Trouble sleeping? Maybe we’ve procrastinated for too long and it’s catching up with us and so we have to burn the midnight oil and make a sprint of our writing. Maybe we’ve been going through some emotional hurdles during lockdown and have been finding it difficult to sleep. Maybe you’ve taken some time out of your usual writing schedule to help a friend out. Maybe the imposter syndrome has gotten a strong grip on us and we’re feeling stuck with our writing.
My little one’s gone through another round of bugs from childcare which meant that on top of the usual lack of sleep from trying to balance work and study, it also meant that I had to look after my baby through coughs and sniffles, while hoping that I don’t get sick myself (we took COVID-19 tests and they’ve come back negative). Thankfully there were no fevers, but because of the congestion, nights were especially hard and she needed double the amount of cuddles and nursing. Of course this meant less time for work, household chores, and sleep for me. It’s precious, irreplaceable time though. Look at how quickly 2020 has gone, when it felt like it would never end! She’ll be grown before I know it and then I’ll be complaining about how much I miss her!
So, going back to talking about sleepless nights – while I believe that getting good quality sleep is essential, sometimes we’ll just have to get through a few rough nights while still managing to function during the morning. So when I went to visit our GP, I asked about some things I could do to cope through this period.

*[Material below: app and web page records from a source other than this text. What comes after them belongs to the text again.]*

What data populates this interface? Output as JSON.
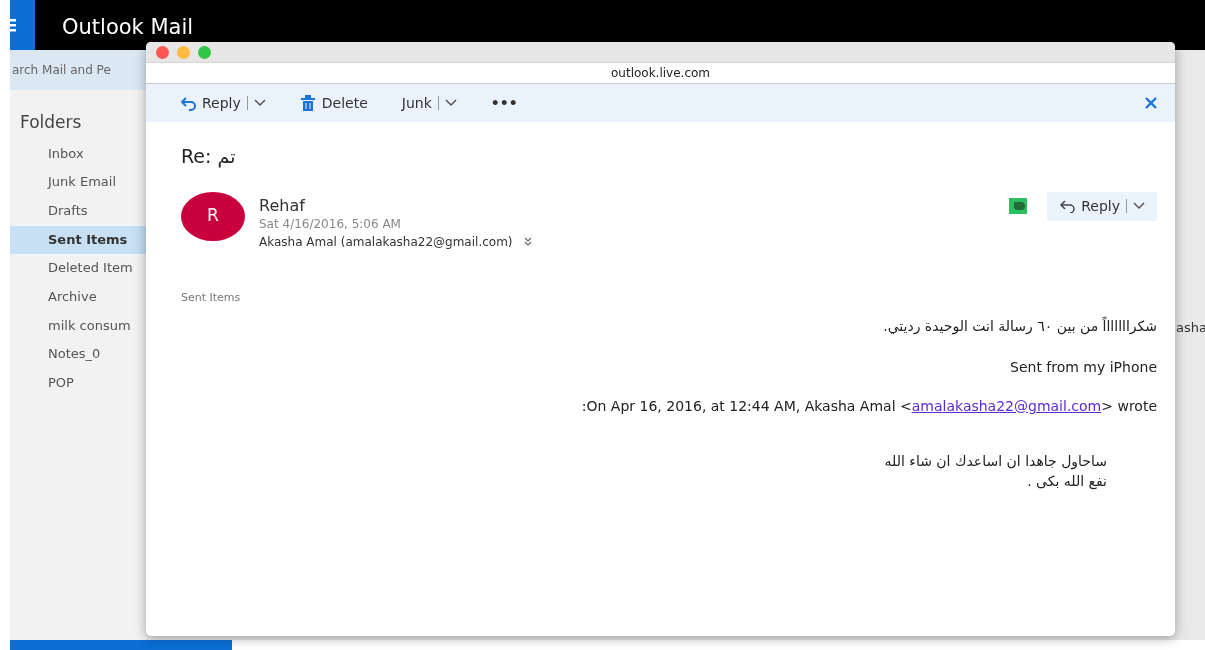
{
  "app": {
    "title": "Outlook Mail",
    "search_placeholder": "arch Mail and Pe"
  },
  "sidebar": {
    "heading": "Folders",
    "items": [
      {
        "label": "Inbox",
        "selected": false
      },
      {
        "label": "Junk Email",
        "selected": false
      },
      {
        "label": "Drafts",
        "selected": false
      },
      {
        "label": "Sent Items",
        "selected": true
      },
      {
        "label": "Deleted Item",
        "selected": false
      },
      {
        "label": "Archive",
        "selected": false
      },
      {
        "label": "milk consum",
        "selected": false
      },
      {
        "label": "Notes_0",
        "selected": false
      },
      {
        "label": "POP",
        "selected": false
      }
    ]
  },
  "background_fragment": "asha",
  "popup": {
    "address": "outlook.live.com",
    "toolbar": [
      {
        "kind": "reply",
        "label": "Reply"
      },
      {
        "kind": "delete",
        "label": "Delete"
      },
      {
        "kind": "junk",
        "label": "Junk"
      },
      {
        "kind": "more",
        "label": "•••"
      }
    ],
    "message": {
      "subject": "Re: تم",
      "avatar": "R",
      "sender": "Rehaf",
      "date": "Sat 4/16/2016, 5:06 AM",
      "recipient": "Akasha Amal (amalakasha22@gmail.com)",
      "reply_label": "Reply",
      "folder": "Sent Items",
      "body": [
        {
          "kind": "rtl",
          "text": "شكراااااااً من بين ٦٠ رسالة انت الوحيدة رديتي."
        },
        {
          "kind": "ltr",
          "text": "Sent from my iPhone"
        },
        {
          "kind": "quote_header",
          "before": ":On Apr 16, 2016, at 12:44 AM, Akasha Amal <",
          "link": "amalakasha22@gmail.com",
          "after": "> wrote"
        },
        {
          "kind": "quote",
          "lines": [
            "ساحاول جاهدا ان اساعدك ان شاء الله",
            "نفع الله بكى ."
          ]
        }
      ]
    }
  }
}
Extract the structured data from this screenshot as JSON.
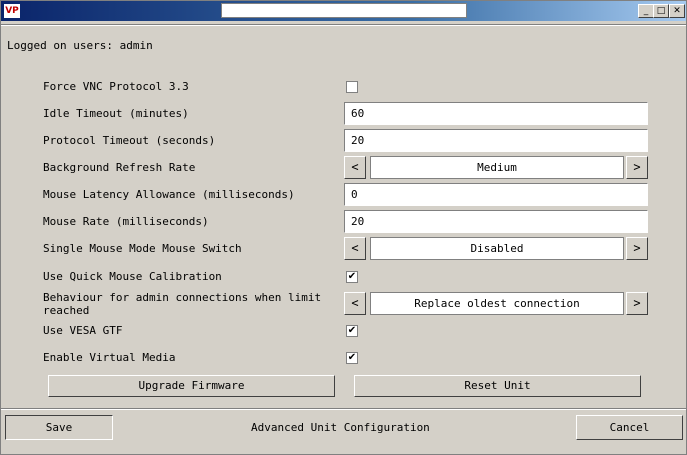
{
  "window": {
    "app_icon": "VP",
    "title": ""
  },
  "logged_on": "Logged on users: admin",
  "rows": [
    {
      "label": "Force VNC Protocol 3.3",
      "checked": false
    },
    {
      "label": "Idle Timeout (minutes)",
      "value": "60"
    },
    {
      "label": "Protocol Timeout (seconds)",
      "value": "20"
    },
    {
      "label": "Background Refresh Rate",
      "selected": "Medium"
    },
    {
      "label": "Mouse Latency Allowance (milliseconds)",
      "value": "0"
    },
    {
      "label": "Mouse Rate (milliseconds)",
      "value": "20"
    },
    {
      "label": "Single Mouse Mode Mouse Switch",
      "selected": "Disabled"
    },
    {
      "label": "Use Quick Mouse Calibration",
      "checked": true
    },
    {
      "label": "Behaviour for admin connections when limit reached",
      "selected": "Replace oldest connection"
    },
    {
      "label": "Use VESA GTF",
      "checked": true
    },
    {
      "label": "Enable Virtual Media",
      "checked": true
    }
  ],
  "buttons": {
    "upgrade": "Upgrade Firmware",
    "reset": "Reset Unit",
    "save": "Save",
    "cancel": "Cancel"
  },
  "status": "Advanced Unit Configuration",
  "arrows": {
    "prev": "<",
    "next": ">"
  },
  "check_mark": "✔",
  "wbtns": {
    "min": "_",
    "max": "□",
    "close": "✕"
  }
}
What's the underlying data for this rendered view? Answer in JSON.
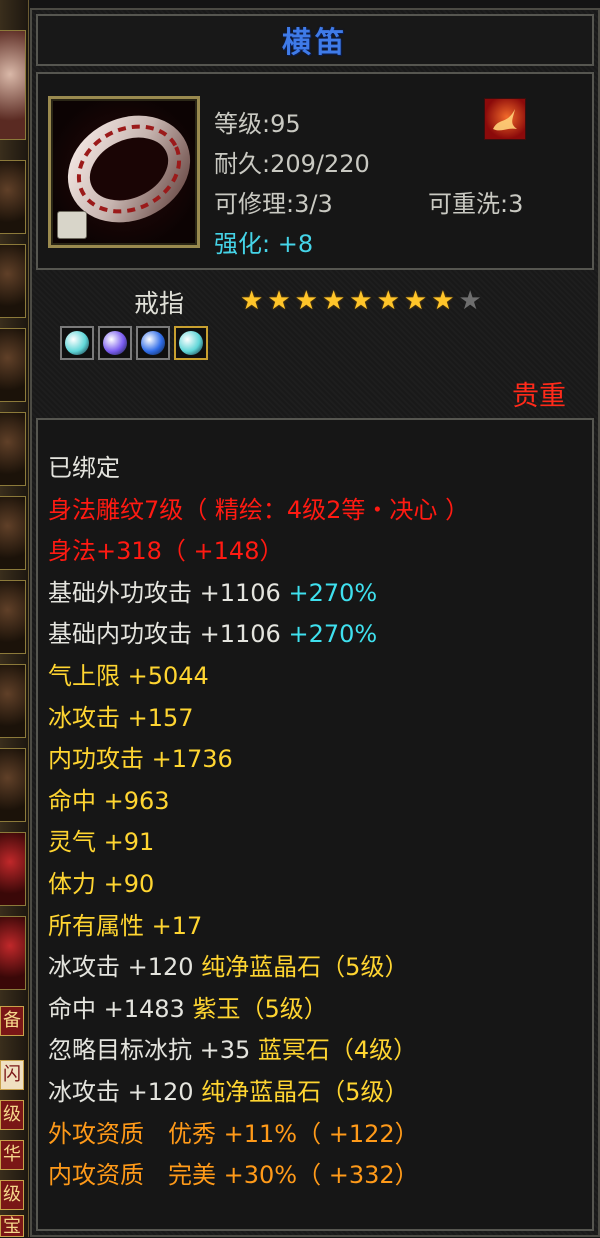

Drink lots of water. While it won’t give you a boost, it helps ensure that you get enough hydration through the day. Don’t overdo the caffeine. Try and be strategic with taking your caffeine and making sure it isn’t close to the end of the day when you should be winding down and hopefully trying to get some quality sleep, even if it’s only for a few hours. Sleep fragmentation, such as when you’re awake several times, for at least 20 minutes, over the course of eight hours will leave you more weary than having a solid four hours of sleep. The reason this is more tiring and draining is because each time you wake and then try and fall asleep, your body will have to restart the entire sleep cycle again, which leaves you exhausted. Be cautious of the sugar hit. Sugar only provides a short-term energy boost and will not be able to sustain you for throughout the day. Sunlight. If you have to study and work still, pick a spot in the library that has a lot of natural light, or better yet, pick a shady spot outdoors from some fresh air too. Take short breaks, deep breaths, and a quick walk to get your blood pumping a bit and for a good dose of endorphins. The natural light will also help suppress your body’s production of melatonin which your brain produces as a response to darkness and helps your body prepare you for sleep. Quick nap. If you’re able to, have a quick nap that’s not longer than half an hour. Also, don’t have a nap later than 3 in the afternoon which is getting close to the end of the day when you need to allow your body to wind down for sleep. Prioritise. Lack of sleep will affect your cognitive functions so as much as possible, put a pause on non-urgent tasks and definitely avoid making any big decisions.
For other self-care tips, visit the Wellbeing Hub.